_The task_
Pick each line that has "icon" out of the records.

_Material shown_
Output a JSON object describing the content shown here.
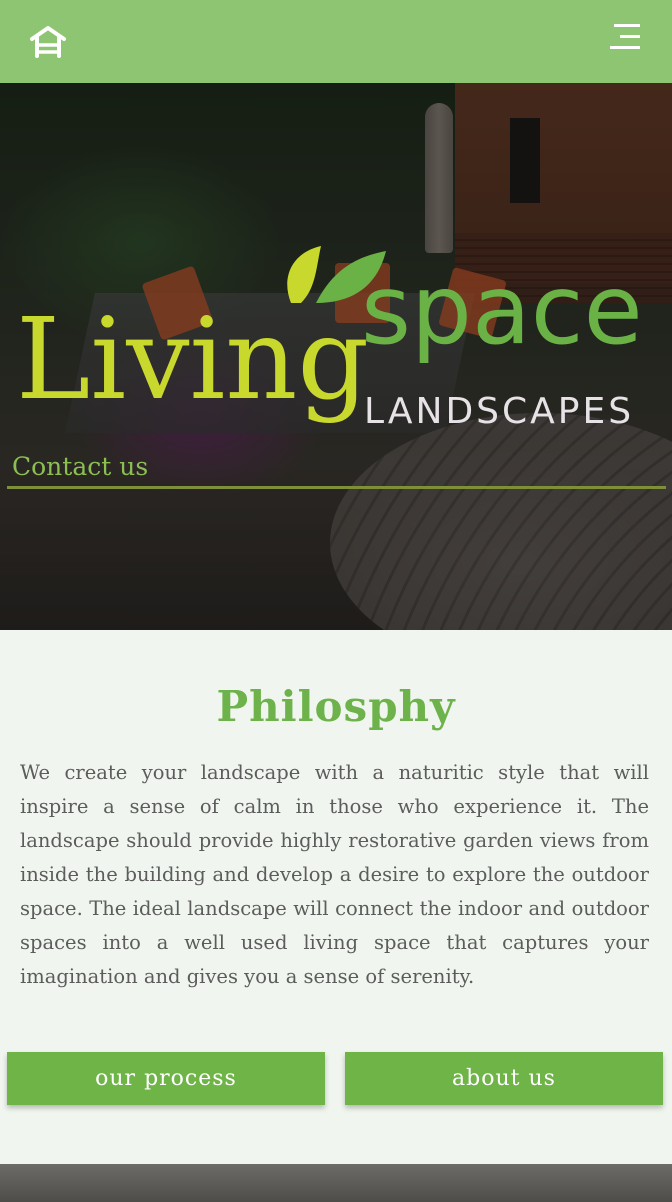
{
  "header": {
    "home_icon": "home-icon",
    "menu_icon": "hamburger-menu-icon",
    "bar_color": "#8dc572"
  },
  "hero": {
    "logo": {
      "word_living": "Living",
      "word_space": "space",
      "word_landscapes": "LANDSCAPES",
      "living_color": "#c8d82c",
      "space_color": "#6ab245"
    },
    "contact_label": "Contact us"
  },
  "philosophy": {
    "title": "Philosphy",
    "body": "We create your landscape with a naturitic style that will inspire a sense of calm in those who experience it. The landscape should provide highly restorative garden views from inside the building and develop a desire to explore the outdoor space. The ideal landscape will connect the indoor and outdoor spaces into a well used living space that captures your imagination and gives you a sense of serenity."
  },
  "buttons": {
    "process_label": "our process",
    "about_label": "about us",
    "color": "#6fb447"
  }
}
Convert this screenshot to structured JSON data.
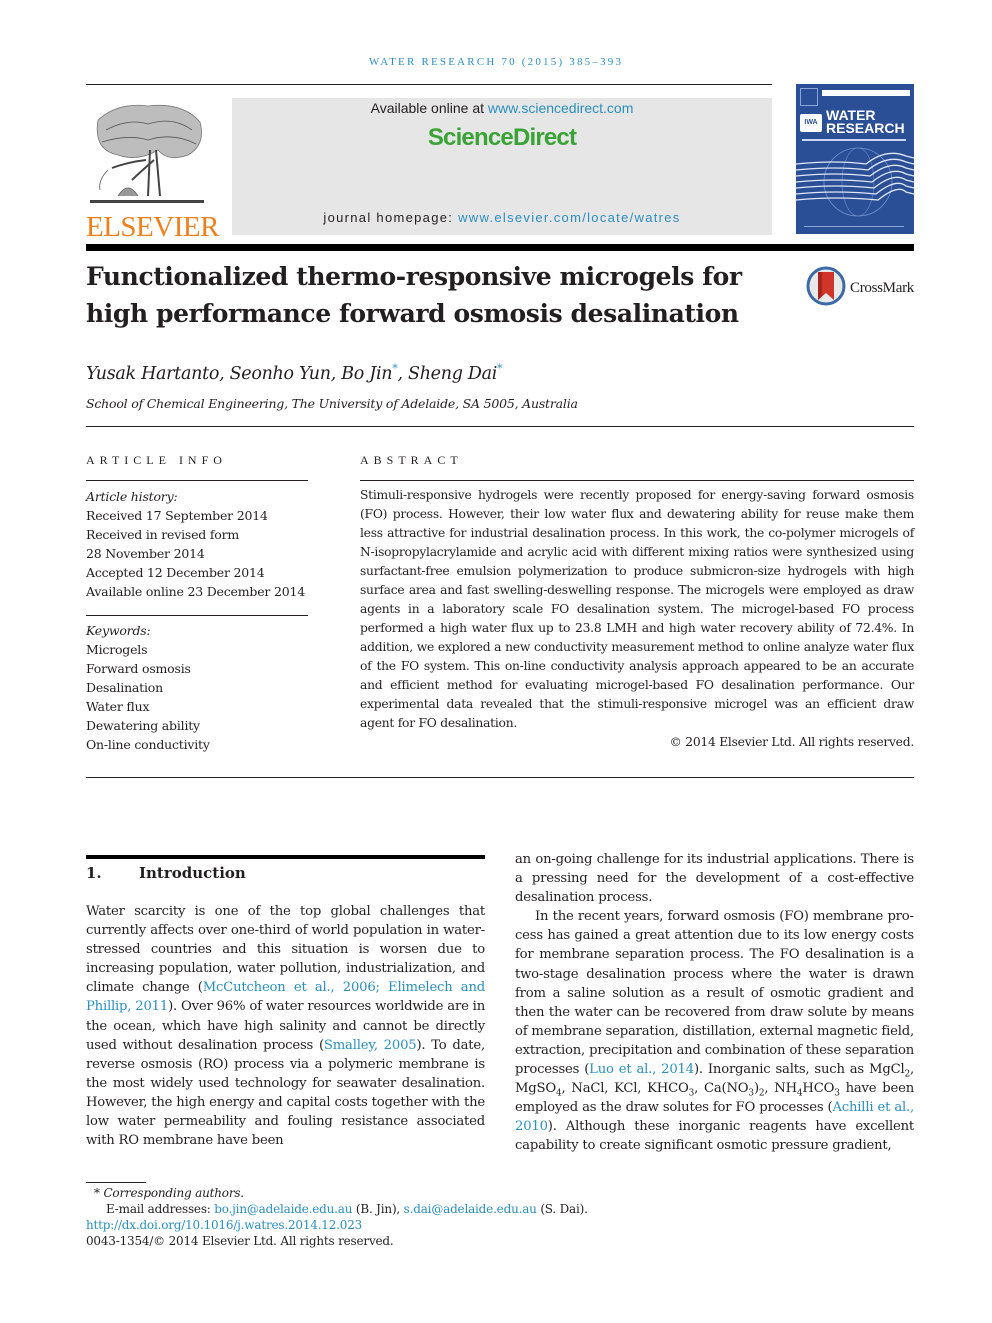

_Reply_
    "home_icon": "home-icon",
    "menu_icon": "hamburger-menu-icon",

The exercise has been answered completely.